#### [Supplied information]
--- START ---

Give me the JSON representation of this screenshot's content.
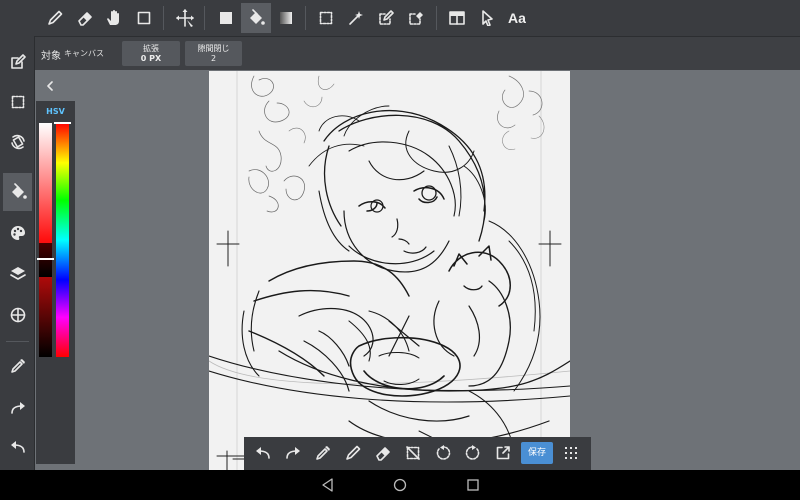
{
  "top_toolbar": {
    "text_tool_label": "Aa",
    "tools": [
      "pen-icon",
      "eraser-icon",
      "hand-icon",
      "rectangle-icon",
      "move-icon",
      "fill-rectangle-icon",
      "bucket-icon",
      "gradient-icon",
      "select-rectangle-icon",
      "magic-wand-icon",
      "select-pen-icon",
      "select-eraser-icon",
      "frame-divide-icon",
      "operation-icon",
      "text-icon"
    ],
    "active_tool": "bucket-icon"
  },
  "options_bar": {
    "target_label": "対象",
    "target_value": "キャンバス",
    "expand_label": "拡張",
    "expand_value": "0 PX",
    "gap_close_label": "隙間閉じ",
    "gap_close_value": "2"
  },
  "sidebar": {
    "items": [
      "menu-icon",
      "edit-icon",
      "selection-icon",
      "rotate-icon",
      "bucket-icon",
      "palette-icon",
      "layers-icon",
      "material-icon",
      "eyedropper-icon",
      "redo-icon",
      "undo-icon"
    ],
    "active_item": "bucket-icon"
  },
  "color_panel": {
    "mode_label": "HSV",
    "current_color": "#000000",
    "hue_marker_fraction": 0.0,
    "value_marker_fraction": 0.58
  },
  "bottom_toolbar": {
    "save_label": "保存",
    "items": [
      "undo-icon",
      "redo-icon",
      "eyedropper-icon",
      "pen-icon",
      "eraser-icon",
      "deselect-icon",
      "rotate-left-icon",
      "rotate-right-icon",
      "export-icon",
      "save-button",
      "grid-menu-icon"
    ]
  },
  "navbar": {
    "items": [
      "back-icon",
      "home-icon",
      "recents-icon"
    ]
  },
  "colors": {
    "toolbar_bg": "#3a3c40",
    "workspace_bg": "#6e7277",
    "canvas_bg": "#f2f2f2",
    "accent": "#4a8fd4",
    "hsv_label": "#5fc4ff"
  }
}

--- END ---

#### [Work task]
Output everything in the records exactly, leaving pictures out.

#### [Exercise answer]
Give me the JSON representation of this screenshot's content.
{
  "top_toolbar": {
    "text_tool_label": "Aa",
    "tools": [
      "pen-icon",
      "eraser-icon",
      "hand-icon",
      "rectangle-icon",
      "move-icon",
      "fill-rectangle-icon",
      "bucket-icon",
      "gradient-icon",
      "select-rectangle-icon",
      "magic-wand-icon",
      "select-pen-icon",
      "select-eraser-icon",
      "frame-divide-icon",
      "operation-icon",
      "text-icon"
    ],
    "active_tool": "bucket-icon"
  },
  "options_bar": {
    "target_label": "対象",
    "target_value": "キャンバス",
    "expand_label": "拡張",
    "expand_value": "0 PX",
    "gap_close_label": "隙間閉じ",
    "gap_close_value": "2"
  },
  "sidebar": {
    "items": [
      "menu-icon",
      "edit-icon",
      "selection-icon",
      "rotate-icon",
      "bucket-icon",
      "palette-icon",
      "layers-icon",
      "material-icon",
      "eyedropper-icon",
      "redo-icon",
      "undo-icon"
    ],
    "active_item": "bucket-icon"
  },
  "color_panel": {
    "mode_label": "HSV",
    "current_color": "#000000",
    "hue_marker_fraction": 0.0,
    "value_marker_fraction": 0.58
  },
  "bottom_toolbar": {
    "save_label": "保存",
    "items": [
      "undo-icon",
      "redo-icon",
      "eyedropper-icon",
      "pen-icon",
      "eraser-icon",
      "deselect-icon",
      "rotate-left-icon",
      "rotate-right-icon",
      "export-icon",
      "save-button",
      "grid-menu-icon"
    ]
  },
  "navbar": {
    "items": [
      "back-icon",
      "home-icon",
      "recents-icon"
    ]
  },
  "colors": {
    "toolbar_bg": "#3a3c40",
    "workspace_bg": "#6e7277",
    "canvas_bg": "#f2f2f2",
    "accent": "#4a8fd4",
    "hsv_label": "#5fc4ff"
  }
}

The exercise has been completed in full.